By John Langhorne/Consulting
When historians review the social changes in the United State at this end of this century, one of the top five probably will be the role of women.
In my own life, the three women dearest to me represent this change: My mother, wife and daughter. Each is a clear example of the social evolution of women.
My mother, who did not finish the third grade and worked as a housekeeper until she was 85, was completely dependent on my father. When he died, she didn’t know how to write a check and for the rest of her life signed as Mrs. Earl Langhorne.
My wife went to college when most women had only the career choice of nurse or teacher. The men earned bachelor of science and arts degrees and many women supposedly pursued marriage, or the “Mrs.” Degree (as many noted).
I recall very distinctly being in freshman physics, a lecture with 150 people, about three of whom were women and most of us thought, unfortunately, ‘what the h— are they doing here?’
My wife, who has worked in a professional role all of her life, may have made different career choices if a high school counselor, who pointed out she scored above the 95 percentile in mathematical ability, had suggested she take more mathematics. How many times has the story of teachers discouraging young women from “men’s occupations” played out? This is a story I hear often when I interview female managers of a certain age.
My daughter, who was successful through public school, (we often remind her what splendid parents she had), went on to two prestigious universities and now has a managerial position in a Fortune 500 company. She has had more jobs than I and has owned as many homes as her parents. She has traveled abroad more than her parents and now works in London. I have never had a conversation with her where she thought her career was being hindered by sexism, although she has on occasion noted some of her peers have experienced such discrimination. This is not an atypical story in families with daughters.
Consider these few statistics: in 2010, young women had a median income higher than their male peers, about 65 percent of students in university are women, women graduate college at rates much higher than men and at every demographic except the very top, women have lower unemployment rates than men.
When I began consulting, I routinely encountered examples of sexual harassment. I remember the unruly response of a group of machinists when I suggested to them that the Playboy foldouts had to go. I haven’t seen such behavior for years, although some argue compellingly that sexism and harassment have become subtler.
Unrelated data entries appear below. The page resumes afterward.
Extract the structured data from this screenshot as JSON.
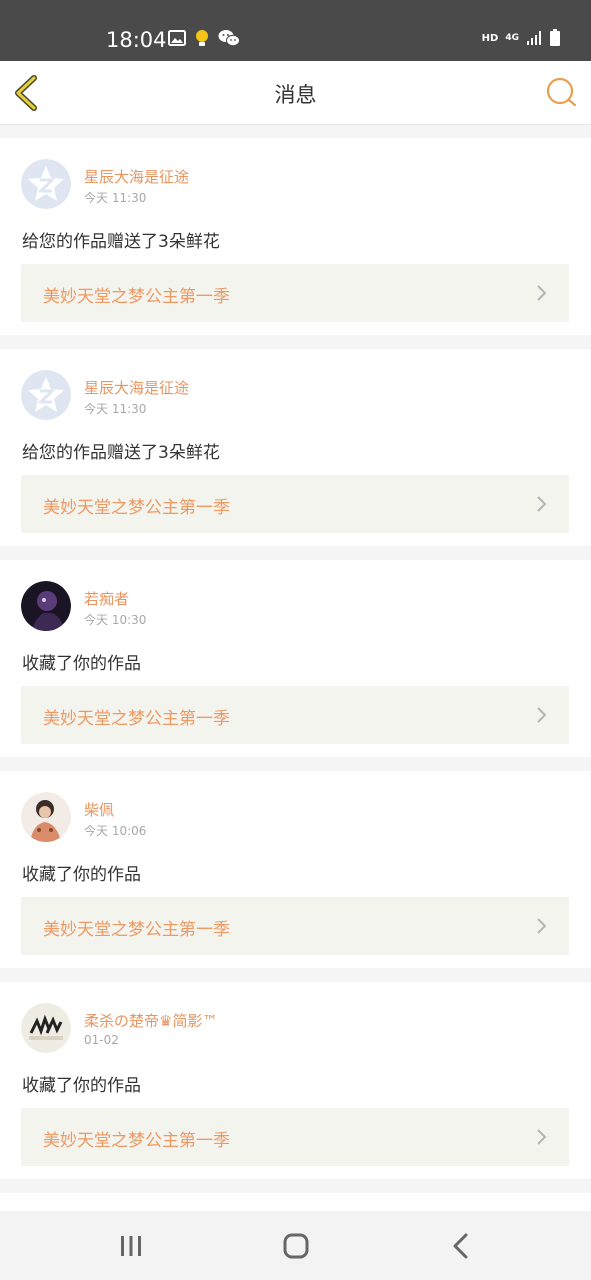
{
  "status_bar": {
    "time": "18:04",
    "left_icons": [
      "gallery-icon",
      "notification-bulb-icon",
      "wechat-icon"
    ],
    "network_hd": "HD",
    "network_type": "4G",
    "right_icons": [
      "signal-icon",
      "battery-icon"
    ]
  },
  "header": {
    "title": "消息",
    "back_icon": "chevron-left-icon",
    "search_icon": "search-icon",
    "accent_color": "#e8a04f"
  },
  "notifications": [
    {
      "user": "星辰大海是征途",
      "time": "今天 11:30",
      "message": "给您的作品赠送了3朵鲜花",
      "work_title": "美妙天堂之梦公主第一季",
      "avatar": "default-avatar-icon"
    },
    {
      "user": "星辰大海是征途",
      "time": "今天 11:30",
      "message": "给您的作品赠送了3朵鲜花",
      "work_title": "美妙天堂之梦公主第一季",
      "avatar": "default-avatar-icon"
    },
    {
      "user": "若痴者",
      "time": "今天 10:30",
      "message": "收藏了你的作品",
      "work_title": "美妙天堂之梦公主第一季",
      "avatar": "user-photo-avatar"
    },
    {
      "user": "柴佩",
      "time": "今天 10:06",
      "message": "收藏了你的作品",
      "work_title": "美妙天堂之梦公主第一季",
      "avatar": "user-photo-avatar"
    },
    {
      "user": "柔杀の楚帝♛简影™",
      "time": "01-02",
      "message": "收藏了你的作品",
      "work_title": "美妙天堂之梦公主第一季",
      "avatar": "user-photo-avatar"
    }
  ],
  "nav_bar": {
    "buttons": [
      "recent-apps-icon",
      "home-icon",
      "back-icon"
    ]
  },
  "colors": {
    "username": "#e8955f",
    "work_title": "#ec9964",
    "work_bg": "#f4f4ee",
    "page_bg": "#f5f5f5"
  }
}
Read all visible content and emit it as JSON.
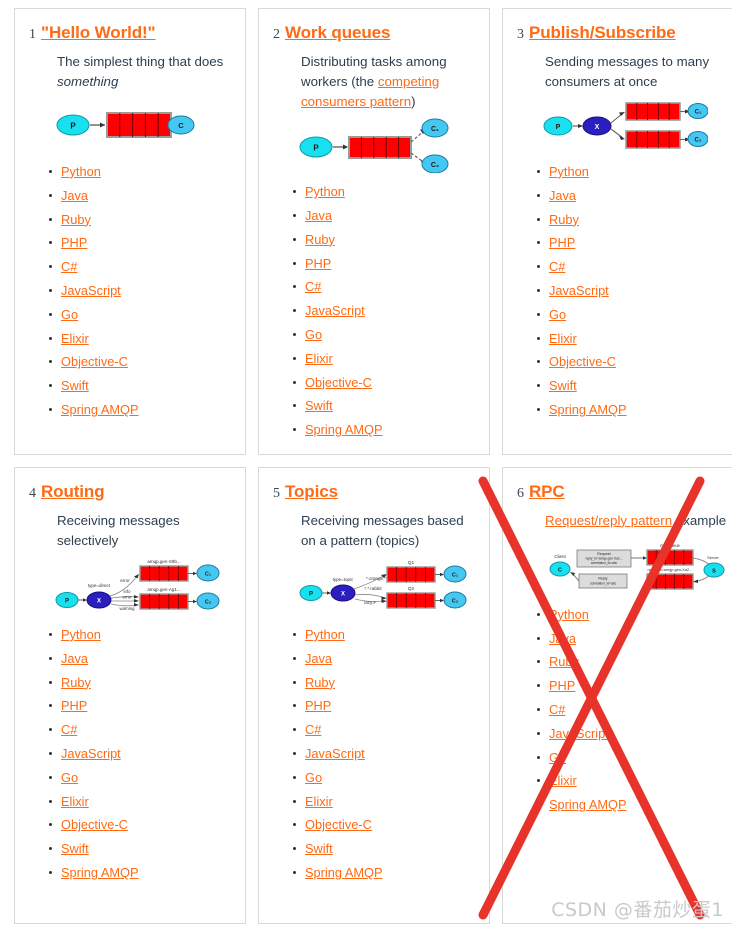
{
  "page": {
    "watermark": "CSDN @番茄炒蛋1",
    "accent_color": "#ff6a13",
    "x_overlay_color": "#e8332a",
    "border_color": "#d9d9d9"
  },
  "languages_full": [
    "Python",
    "Java",
    "Ruby",
    "PHP",
    "C#",
    "JavaScript",
    "Go",
    "Elixir",
    "Objective-C",
    "Swift",
    "Spring AMQP"
  ],
  "cards": [
    {
      "number": "1",
      "title": "\"Hello World!\"",
      "desc_plain": "The simplest thing that does ",
      "desc_italic": "something",
      "desc_tail": "",
      "link_text": "",
      "link_tail": "",
      "diagram": "hello-world",
      "languages": [
        "Python",
        "Java",
        "Ruby",
        "PHP",
        "C#",
        "JavaScript",
        "Go",
        "Elixir",
        "Objective-C",
        "Swift",
        "Spring AMQP"
      ]
    },
    {
      "number": "2",
      "title": "Work queues",
      "desc_plain": "Distributing tasks among workers (the ",
      "desc_italic": "",
      "link_text": "competing consumers pattern",
      "link_tail": ")",
      "diagram": "work-queues",
      "languages": [
        "Python",
        "Java",
        "Ruby",
        "PHP",
        "C#",
        "JavaScript",
        "Go",
        "Elixir",
        "Objective-C",
        "Swift",
        "Spring AMQP"
      ]
    },
    {
      "number": "3",
      "title": "Publish/Subscribe",
      "desc_plain": "Sending messages to many consumers at once",
      "desc_italic": "",
      "link_text": "",
      "link_tail": "",
      "diagram": "pub-sub",
      "languages": [
        "Python",
        "Java",
        "Ruby",
        "PHP",
        "C#",
        "JavaScript",
        "Go",
        "Elixir",
        "Objective-C",
        "Swift",
        "Spring AMQP"
      ]
    },
    {
      "number": "4",
      "title": "Routing",
      "desc_plain": "Receiving messages selectively",
      "desc_italic": "",
      "link_text": "",
      "link_tail": "",
      "diagram": "routing",
      "languages": [
        "Python",
        "Java",
        "Ruby",
        "PHP",
        "C#",
        "JavaScript",
        "Go",
        "Elixir",
        "Objective-C",
        "Swift",
        "Spring AMQP"
      ]
    },
    {
      "number": "5",
      "title": "Topics",
      "desc_plain": "Receiving messages based on a pattern (topics)",
      "desc_italic": "",
      "link_text": "",
      "link_tail": "",
      "diagram": "topics",
      "languages": [
        "Python",
        "Java",
        "Ruby",
        "PHP",
        "C#",
        "JavaScript",
        "Go",
        "Elixir",
        "Objective-C",
        "Swift",
        "Spring AMQP"
      ]
    },
    {
      "number": "6",
      "title": "RPC",
      "desc_plain": "",
      "desc_italic": "",
      "link_text": "Request/reply pattern",
      "link_tail": " example",
      "diagram": "rpc",
      "languages": [
        "Python",
        "Java",
        "Ruby",
        "PHP",
        "C#",
        "JavaScript",
        "Go",
        "Elixir",
        "Spring AMQP"
      ]
    }
  ],
  "diagram_labels": {
    "producer": "P",
    "consumer": "C",
    "consumer_1": "C₁",
    "consumer_2": "C₂",
    "exchange": "X",
    "routing_type_direct": "type=direct",
    "routing_key_error": "error",
    "routing_key_info": "info",
    "routing_key_warning": "warning",
    "routing_queue_1": "amqp.gen-S9b...",
    "routing_queue_2": "amqp.gen-Ag1...",
    "topic_type": "type=topic",
    "topic_key_1": "*.orange.*",
    "topic_key_2": "*.*.rabbit",
    "topic_key_3": "lazy.#",
    "topic_queue_1": "Q1",
    "topic_queue_2": "Q2",
    "rpc_client": "Client",
    "rpc_server": "Server",
    "rpc_request": "Request",
    "rpc_request_props": "reply_to=amqp.gen-Xa2...\ncorrelation_id=abc",
    "rpc_reply": "Reply",
    "rpc_reply_props": "correlation_id=abc",
    "rpc_queue": "rpc_queue",
    "rpc_reply_queue": "reply_to=amqp.gen-Xa2..."
  }
}
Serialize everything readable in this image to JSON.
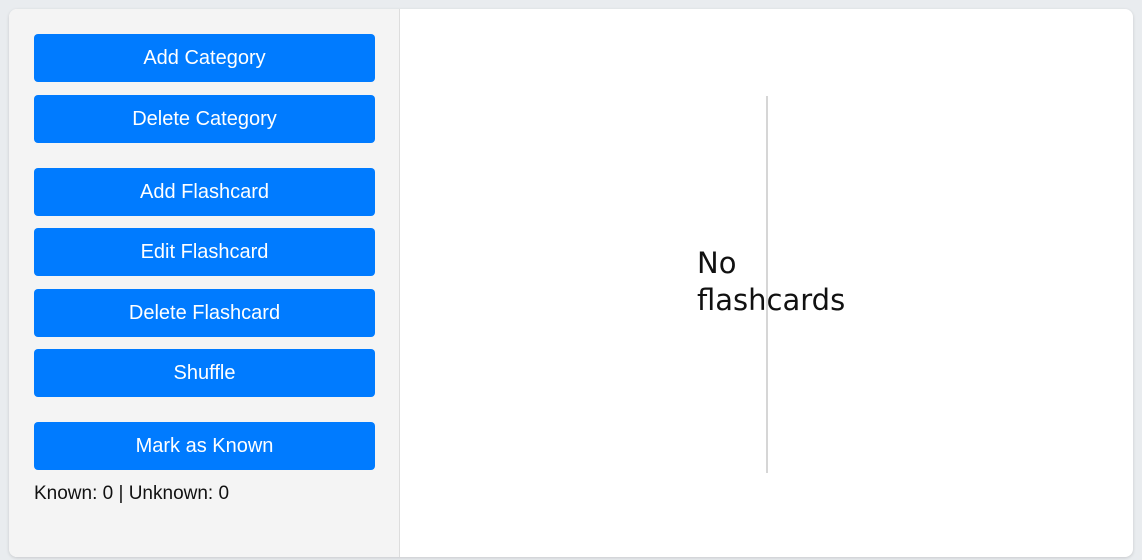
{
  "sidebar": {
    "buttons": {
      "add_category": "Add Category",
      "delete_category": "Delete Category",
      "add_flashcard": "Add Flashcard",
      "edit_flashcard": "Edit Flashcard",
      "delete_flashcard": "Delete Flashcard",
      "shuffle": "Shuffle",
      "mark_known": "Mark as Known"
    },
    "status": "Known: 0 | Unknown: 0"
  },
  "main": {
    "card_text": "No flashcards"
  },
  "colors": {
    "accent": "#007bff",
    "sidebar_bg": "#f4f4f4",
    "page_bg": "#e9ecef"
  }
}
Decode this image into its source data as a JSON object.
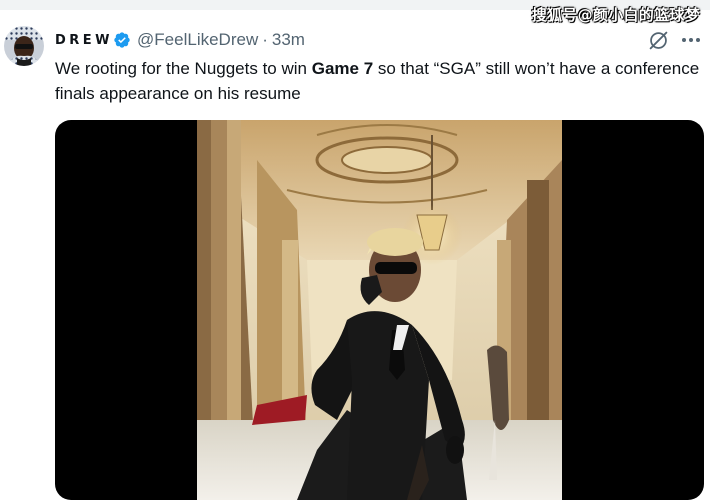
{
  "watermark": "搜狐号@颜小白的篮球梦",
  "tweet": {
    "display_name": "DREW",
    "handle": "@FeelLikeDrew",
    "separator": "·",
    "time": "33m",
    "text_before": "We rooting for the Nuggets to win ",
    "text_bold": "Game 7",
    "text_after": " so that “SGA” still won’t have a conference finals appearance on his resume",
    "media": {
      "type": "video"
    }
  },
  "colors": {
    "verified": "#1d9bf0",
    "secondary_text": "#536471",
    "primary_text": "#0f1419",
    "media_background": "#000000"
  },
  "icons": [
    "verified-badge-icon",
    "grok-icon",
    "more-options-icon"
  ]
}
Colleagues also report this changes the workplace. A friend who is a research scientist in a large organization in Eastern Iowa, when asked how his job has changed in the past 30 years, reported when he attends research team meetings, about two thirds of the people at the table are women. When asked how this has changed the workplace, his answer was women are easier to work with in groups.
Much has been written about this dramatic acceleration of the upward economic mobility in women and its mirror decline in men. This is an area where much of the writing is polemical.
Perhaps the most compelling summary of this phenomenon was reported by the social psychologist Carol Travis, who in a book titled the “MisMeasurement of Women,” quoted “male supremacy is a phase in the evolution of culture that will end in the 21st century when women’s inability to control fertility and the need for men’s physical strength in work and war become unnecessary.” This effect began with the onset of the service economy after World War II and has accelerated as we move further into the information economy.
In the information economy, the typical worker usually has three characteristics: uses a computer in daily work, works in a team and is lightly supervised. The effects of this change, both positive and negative, are too numerous and far-reaching to cover in this column.
To read more about this subtle social landslide, which is not limited to the United States, try using the new Layar scanning system. I recommend the Wall Street Journal article, “Hymn of the Slacker Father;” at http://on.wsj.com/14s4ilS and the New York Times article, “End of Men” at http://nyti. ms/14s4vFE.